Discipline and joy

The last weeks at SN&R have been full of teenagers and music, as the paper just orchestrated a couple of weeks of community concerts—the fourth-annual Jammies—featuring the Sacramento area’s best high-school musicians.

First it was a night of contemporary music at the Crest on February 11, with young bands and singer-songwriters of all stripes—pop, grunge, punk, metal, folk, blues, etc.—laying it on the line for the near sold-out audience. Word of mouth after the Crest was unanimous: The show had been amazing.

Next, on February 18, came the classical night at the Mondavi Center, featuring traditional music—including a marching band, symphonic music, jazz, musical theater and choral music from local teens. The evening was an eye-opener and, among other things, boasted some show-stopping solo performers and jazz-ensemble pieces.

I’ll leave it to others to explain why SN&R has become so enthusiastic about promoting and exalting the high-school music scene in the region these past few years. Suffice it to say we’re proud to provide a stage and put a spotlight on these talented young people—to ensure that attention gets paid. This is especially true in a state budget environment where elementary and high schools have trended, sadly, toward phasing out music-education programs.

What is there to gain from kids playing music?

First, it’s the discipline. UC Davis’ Symphony Orchestra Conductor D. Kern Holoman, host of the classical Jammies show, spoke from the stage about kids; music; and practice, practice, practice. What young people give up to become proficient as musicians (television or nights hanging out) has to be weighed against what they gain: respect for talent, teamwork (in the case of a band) and an understanding of the power of hard work.

And along with the discipline comes the sheer joy that comes from making music of any kind. The passion exuded by the young musicians on both Jammies evenings was clear to all present.
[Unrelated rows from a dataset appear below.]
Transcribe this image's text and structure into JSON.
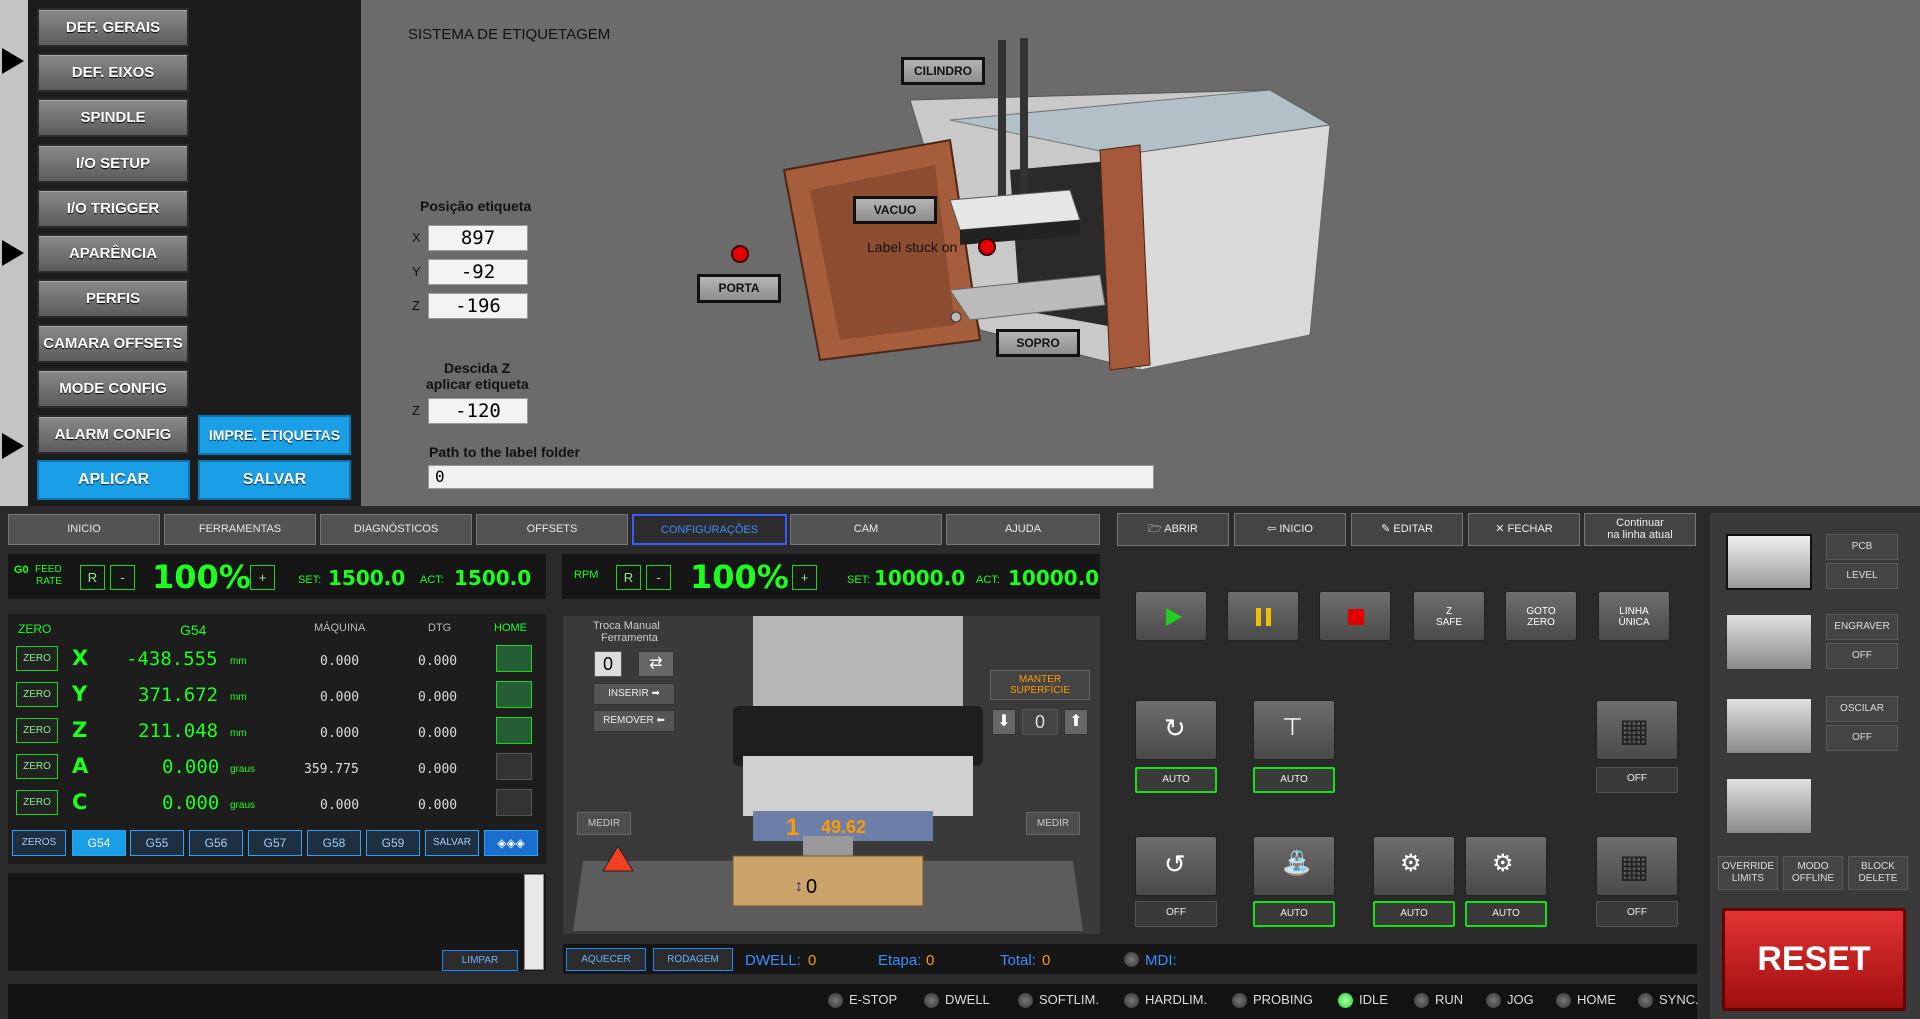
{
  "menu": {
    "items": [
      "DEF. GERAIS",
      "DEF. EIXOS",
      "SPINDLE",
      "I/O SETUP",
      "I/O TRIGGER",
      "APARÊNCIA",
      "PERFIS",
      "CAMARA OFFSETS",
      "MODE CONFIG",
      "ALARM CONFIG"
    ],
    "impre_label": "IMPRE. ETIQUETAS",
    "aplicar_label": "APLICAR",
    "salvar_label": "SALVAR"
  },
  "settings": {
    "title": "SISTEMA DE ETIQUETAGEM",
    "pos_label": "Posição etiqueta",
    "x_label": "X",
    "x_value": "897",
    "y_label": "Y",
    "y_value": "-92",
    "z_label": "Z",
    "z_value": "-196",
    "descida_label1": "Descida Z",
    "descida_label2": "aplicar etiqueta",
    "descida_z_label": "Z",
    "descida_value": "-120",
    "path_label": "Path to the label folder",
    "path_value": "0",
    "tags": {
      "cilindro": "CILINDRO",
      "vacuo": "VACUO",
      "porta": "PORTA",
      "sopro": "SOPRO"
    },
    "stuck_label": "Label stuck on"
  },
  "tabs": [
    "INICIO",
    "FERRAMENTAS",
    "DIAGNÓSTICOS",
    "OFFSETS",
    "CONFIGURAÇÕES",
    "CAM",
    "AJUDA"
  ],
  "filebar": [
    "ABRIR",
    "INICIO",
    "EDITAR",
    "FECHAR"
  ],
  "continuar": [
    "Continuar",
    "na linha atual"
  ],
  "feed": {
    "g0": "G0",
    "l1": "FEED",
    "l2": "RATE",
    "r": "R",
    "minus": "-",
    "plus": "+",
    "pct": "100%",
    "set_label": "SET:",
    "set": "1500.0",
    "act_label": "ACT:",
    "act": "1500.0"
  },
  "rpm": {
    "label": "RPM",
    "r": "R",
    "minus": "-",
    "plus": "+",
    "pct": "100%",
    "set_label": "SET:",
    "set": "10000.0",
    "act_label": "ACT:",
    "act": "10000.0"
  },
  "dro": {
    "headers": {
      "zero": "ZERO",
      "g": "G54",
      "maq": "MÁQUINA",
      "dtg": "DTG",
      "home": "HOME"
    },
    "zero_btn": "ZERO",
    "axes": [
      {
        "name": "X",
        "value": "-438.555",
        "unit": "mm",
        "maq": "0.000",
        "dtg": "0.000"
      },
      {
        "name": "Y",
        "value": "371.672",
        "unit": "mm",
        "maq": "0.000",
        "dtg": "0.000"
      },
      {
        "name": "Z",
        "value": "211.048",
        "unit": "mm",
        "maq": "0.000",
        "dtg": "0.000"
      },
      {
        "name": "A",
        "value": "0.000",
        "unit": "graus",
        "maq": "359.775",
        "dtg": "0.000"
      },
      {
        "name": "C",
        "value": "0.000",
        "unit": "graus",
        "maq": "0.000",
        "dtg": "0.000"
      }
    ],
    "wcs": [
      "ZEROS",
      "G54",
      "G55",
      "G56",
      "G57",
      "G58",
      "G59",
      "SALVAR"
    ]
  },
  "console": {
    "limpar": "LIMPAR"
  },
  "tool": {
    "troca1": "Troca Manual",
    "troca2": "Ferramenta",
    "tool_num": "0",
    "inserir": "INSERIR",
    "remover": "REMOVER",
    "manter1": "MANTER",
    "manter2": "SUPERFÍCIE",
    "manter_val": "0",
    "medir": "MEDIR",
    "tool_current": "1",
    "tool_len": "49.62",
    "z_val": "0"
  },
  "bottombar": {
    "aquecer": "AQUECER",
    "rodagem": "RODAGEM",
    "dwell_label": "DWELL:",
    "dwell": "0",
    "etapa_label": "Etapa:",
    "etapa": "0",
    "total_label": "Total:",
    "total": "0",
    "mdi": "MDI:"
  },
  "controls": {
    "zsafe1": "Z",
    "zsafe2": "SAFE",
    "goto1": "GOTO",
    "goto2": "ZERO",
    "linha1": "LINHA",
    "linha2": "ÚNICA"
  },
  "pills": {
    "auto": "AUTO",
    "off": "OFF"
  },
  "right": {
    "pcb": "PCB",
    "level": "LEVEL",
    "engraver": "ENGRAVER",
    "off": "OFF",
    "oscilar": "OSCILAR",
    "override1": "OVERRIDE",
    "override2": "LIMITS",
    "modo1": "MODO",
    "modo2": "OFFLINE",
    "block1": "BLOCK",
    "block2": "DELETE",
    "reset": "RESET"
  },
  "status": [
    {
      "label": "E-STOP",
      "on": false
    },
    {
      "label": "DWELL",
      "on": false
    },
    {
      "label": "SOFTLIM.",
      "on": false
    },
    {
      "label": "HARDLIM.",
      "on": false
    },
    {
      "label": "PROBING",
      "on": false
    },
    {
      "label": "IDLE",
      "on": true
    },
    {
      "label": "RUN",
      "on": false
    },
    {
      "label": "JOG",
      "on": false
    },
    {
      "label": "HOME",
      "on": false
    },
    {
      "label": "SYNC.",
      "on": false
    }
  ],
  "colors": {
    "accent": "#1a9ee6",
    "green": "#1cff1c",
    "reset": "#cc1a1a"
  }
}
It’s about discipline and joy, and this life lesson applies to more than music.

Find your passion. Then bring it.